Listed entries below:

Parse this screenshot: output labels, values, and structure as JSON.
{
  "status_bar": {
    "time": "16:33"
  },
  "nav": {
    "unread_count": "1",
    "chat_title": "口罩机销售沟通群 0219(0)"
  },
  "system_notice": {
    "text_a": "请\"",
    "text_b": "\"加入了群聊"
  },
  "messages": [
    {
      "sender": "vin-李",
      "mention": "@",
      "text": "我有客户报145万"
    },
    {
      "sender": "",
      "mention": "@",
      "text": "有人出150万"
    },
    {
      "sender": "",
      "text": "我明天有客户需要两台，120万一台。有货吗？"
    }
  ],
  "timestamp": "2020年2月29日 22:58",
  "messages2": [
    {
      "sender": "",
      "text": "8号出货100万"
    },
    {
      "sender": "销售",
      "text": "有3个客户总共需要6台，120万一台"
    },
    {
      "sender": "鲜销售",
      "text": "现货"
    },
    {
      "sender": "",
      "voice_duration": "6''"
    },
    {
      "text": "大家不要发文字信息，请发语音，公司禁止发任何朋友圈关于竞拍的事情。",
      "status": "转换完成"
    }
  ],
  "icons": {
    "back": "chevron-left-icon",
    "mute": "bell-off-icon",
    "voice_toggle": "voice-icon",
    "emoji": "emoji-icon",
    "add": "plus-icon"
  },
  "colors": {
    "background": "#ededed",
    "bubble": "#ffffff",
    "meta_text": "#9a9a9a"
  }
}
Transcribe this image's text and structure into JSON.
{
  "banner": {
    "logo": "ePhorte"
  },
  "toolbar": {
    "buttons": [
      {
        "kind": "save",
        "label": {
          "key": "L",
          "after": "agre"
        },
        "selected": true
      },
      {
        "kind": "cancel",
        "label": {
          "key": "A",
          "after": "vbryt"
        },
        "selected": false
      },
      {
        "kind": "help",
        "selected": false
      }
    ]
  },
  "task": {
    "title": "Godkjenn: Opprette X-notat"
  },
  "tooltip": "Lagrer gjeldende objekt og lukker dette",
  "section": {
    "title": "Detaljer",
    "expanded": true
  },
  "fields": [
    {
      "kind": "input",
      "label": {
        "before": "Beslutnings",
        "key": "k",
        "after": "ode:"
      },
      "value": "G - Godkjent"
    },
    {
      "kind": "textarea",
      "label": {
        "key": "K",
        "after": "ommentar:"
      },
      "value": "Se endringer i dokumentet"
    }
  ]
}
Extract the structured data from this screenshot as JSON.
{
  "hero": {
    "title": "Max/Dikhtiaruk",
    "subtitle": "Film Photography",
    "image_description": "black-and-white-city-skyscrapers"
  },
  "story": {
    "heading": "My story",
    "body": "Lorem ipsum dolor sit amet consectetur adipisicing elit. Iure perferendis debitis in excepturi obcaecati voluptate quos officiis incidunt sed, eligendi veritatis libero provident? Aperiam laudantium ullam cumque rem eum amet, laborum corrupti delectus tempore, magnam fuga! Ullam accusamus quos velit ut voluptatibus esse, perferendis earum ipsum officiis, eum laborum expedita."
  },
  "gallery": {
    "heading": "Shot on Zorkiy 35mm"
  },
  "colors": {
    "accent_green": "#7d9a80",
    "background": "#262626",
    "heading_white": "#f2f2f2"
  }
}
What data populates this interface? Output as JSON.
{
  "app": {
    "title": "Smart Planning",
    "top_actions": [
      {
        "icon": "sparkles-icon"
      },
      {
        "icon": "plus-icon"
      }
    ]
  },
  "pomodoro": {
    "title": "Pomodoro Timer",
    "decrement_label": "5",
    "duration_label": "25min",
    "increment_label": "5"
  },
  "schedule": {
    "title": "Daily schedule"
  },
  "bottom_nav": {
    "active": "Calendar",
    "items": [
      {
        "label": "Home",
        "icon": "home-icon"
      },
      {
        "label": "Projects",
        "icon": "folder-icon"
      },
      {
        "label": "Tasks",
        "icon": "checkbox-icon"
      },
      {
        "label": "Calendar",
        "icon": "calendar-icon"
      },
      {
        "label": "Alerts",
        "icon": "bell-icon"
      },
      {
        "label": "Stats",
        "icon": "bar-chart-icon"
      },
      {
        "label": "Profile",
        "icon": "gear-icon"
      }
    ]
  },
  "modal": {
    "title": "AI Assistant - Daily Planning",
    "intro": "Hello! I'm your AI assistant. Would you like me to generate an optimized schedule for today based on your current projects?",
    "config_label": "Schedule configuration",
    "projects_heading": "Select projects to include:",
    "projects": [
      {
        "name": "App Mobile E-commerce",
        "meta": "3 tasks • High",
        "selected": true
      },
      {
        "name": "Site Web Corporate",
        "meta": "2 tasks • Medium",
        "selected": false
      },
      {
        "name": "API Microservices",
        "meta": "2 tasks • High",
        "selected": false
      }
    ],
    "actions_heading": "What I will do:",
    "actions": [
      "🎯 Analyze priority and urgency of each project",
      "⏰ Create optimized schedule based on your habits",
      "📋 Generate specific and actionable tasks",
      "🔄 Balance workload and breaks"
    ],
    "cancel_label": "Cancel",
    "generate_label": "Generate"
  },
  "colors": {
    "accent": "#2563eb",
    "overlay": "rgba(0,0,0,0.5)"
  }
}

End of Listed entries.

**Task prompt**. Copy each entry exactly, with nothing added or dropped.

**Reply to the task**.
Parse this screenshot: output labels, values, and structure as JSON.
{
  "status_bar": {
    "time": "16:33"
  },
  "nav": {
    "unread_count": "1",
    "chat_title": "口罩机销售沟通群 0219(0)"
  },
  "system_notice": {
    "text_a": "请\"",
    "text_b": "\"加入了群聊"
  },
  "messages": [
    {
      "sender": "vin-李",
      "mention": "@",
      "text": "我有客户报145万"
    },
    {
      "sender": "",
      "mention": "@",
      "text": "有人出150万"
    },
    {
      "sender": "",
      "text": "我明天有客户需要两台，120万一台。有货吗？"
    }
  ],
  "timestamp": "2020年2月29日 22:58",
  "messages2": [
    {
      "sender": "",
      "text": "8号出货100万"
    },
    {
      "sender": "销售",
      "text": "有3个客户总共需要6台，120万一台"
    },
    {
      "sender": "鲜销售",
      "text": "现货"
    },
    {
      "sender": "",
      "voice_duration": "6''"
    },
    {
      "text": "大家不要发文字信息，请发语音，公司禁止发任何朋友圈关于竞拍的事情。",
      "status": "转换完成"
    }
  ],
  "icons": {
    "back": "chevron-left-icon",
    "mute": "bell-off-icon",
    "voice_toggle": "voice-icon",
    "emoji": "emoji-icon",
    "add": "plus-icon"
  },
  "colors": {
    "background": "#ededed",
    "bubble": "#ffffff",
    "meta_text": "#9a9a9a"
  }
}
Transcribe this image's text and structure into JSON.
{
  "banner": {
    "logo": "ePhorte"
  },
  "toolbar": {
    "buttons": [
      {
        "kind": "save",
        "label": {
          "key": "L",
          "after": "agre"
        },
        "selected": true
      },
      {
        "kind": "cancel",
        "label": {
          "key": "A",
          "after": "vbryt"
        },
        "selected": false
      },
      {
        "kind": "help",
        "selected": false
      }
    ]
  },
  "task": {
    "title": "Godkjenn: Opprette X-notat"
  },
  "tooltip": "Lagrer gjeldende objekt og lukker dette",
  "section": {
    "title": "Detaljer",
    "expanded": true
  },
  "fields": [
    {
      "kind": "input",
      "label": {
        "before": "Beslutnings",
        "key": "k",
        "after": "ode:"
      },
      "value": "G - Godkjent"
    },
    {
      "kind": "textarea",
      "label": {
        "key": "K",
        "after": "ommentar:"
      },
      "value": "Se endringer i dokumentet"
    }
  ]
}
Extract the structured data from this screenshot as JSON.
{
  "hero": {
    "title": "Max/Dikhtiaruk",
    "subtitle": "Film Photography",
    "image_description": "black-and-white-city-skyscrapers"
  },
  "story": {
    "heading": "My story",
    "body": "Lorem ipsum dolor sit amet consectetur adipisicing elit. Iure perferendis debitis in excepturi obcaecati voluptate quos officiis incidunt sed, eligendi veritatis libero provident? Aperiam laudantium ullam cumque rem eum amet, laborum corrupti delectus tempore, magnam fuga! Ullam accusamus quos velit ut voluptatibus esse, perferendis earum ipsum officiis, eum laborum expedita."
  },
  "gallery": {
    "heading": "Shot on Zorkiy 35mm"
  },
  "colors": {
    "accent_green": "#7d9a80",
    "background": "#262626",
    "heading_white": "#f2f2f2"
  }
}
What data populates this interface? Output as JSON.
{
  "app": {
    "title": "Smart Planning",
    "top_actions": [
      {
        "icon": "sparkles-icon"
      },
      {
        "icon": "plus-icon"
      }
    ]
  },
  "pomodoro": {
    "title": "Pomodoro Timer",
    "decrement_label": "5",
    "duration_label": "25min",
    "increment_label": "5"
  },
  "schedule": {
    "title": "Daily schedule"
  },
  "bottom_nav": {
    "active": "Calendar",
    "items": [
      {
        "label": "Home",
        "icon": "home-icon"
      },
      {
        "label": "Projects",
        "icon": "folder-icon"
      },
      {
        "label": "Tasks",
        "icon": "checkbox-icon"
      },
      {
        "label": "Calendar",
        "icon": "calendar-icon"
      },
      {
        "label": "Alerts",
        "icon": "bell-icon"
      },
      {
        "label": "Stats",
        "icon": "bar-chart-icon"
      },
      {
        "label": "Profile",
        "icon": "gear-icon"
      }
    ]
  },
  "modal": {
    "title": "AI Assistant - Daily Planning",
    "intro": "Hello! I'm your AI assistant. Would you like me to generate an optimized schedule for today based on your current projects?",
    "config_label": "Schedule configuration",
    "projects_heading": "Select projects to include:",
    "projects": [
      {
        "name": "App Mobile E-commerce",
        "meta": "3 tasks • High",
        "selected": true
      },
      {
        "name": "Site Web Corporate",
        "meta": "2 tasks • Medium",
        "selected": false
      },
      {
        "name": "API Microservices",
        "meta": "2 tasks • High",
        "selected": false
      }
    ],
    "actions_heading": "What I will do:",
    "actions": [
      "🎯 Analyze priority and urgency of each project",
      "⏰ Create optimized schedule based on your habits",
      "📋 Generate specific and actionable tasks",
      "🔄 Balance workload and breaks"
    ],
    "cancel_label": "Cancel",
    "generate_label": "Generate"
  },
  "colors": {
    "accent": "#2563eb",
    "overlay": "rgba(0,0,0,0.5)"
  }
}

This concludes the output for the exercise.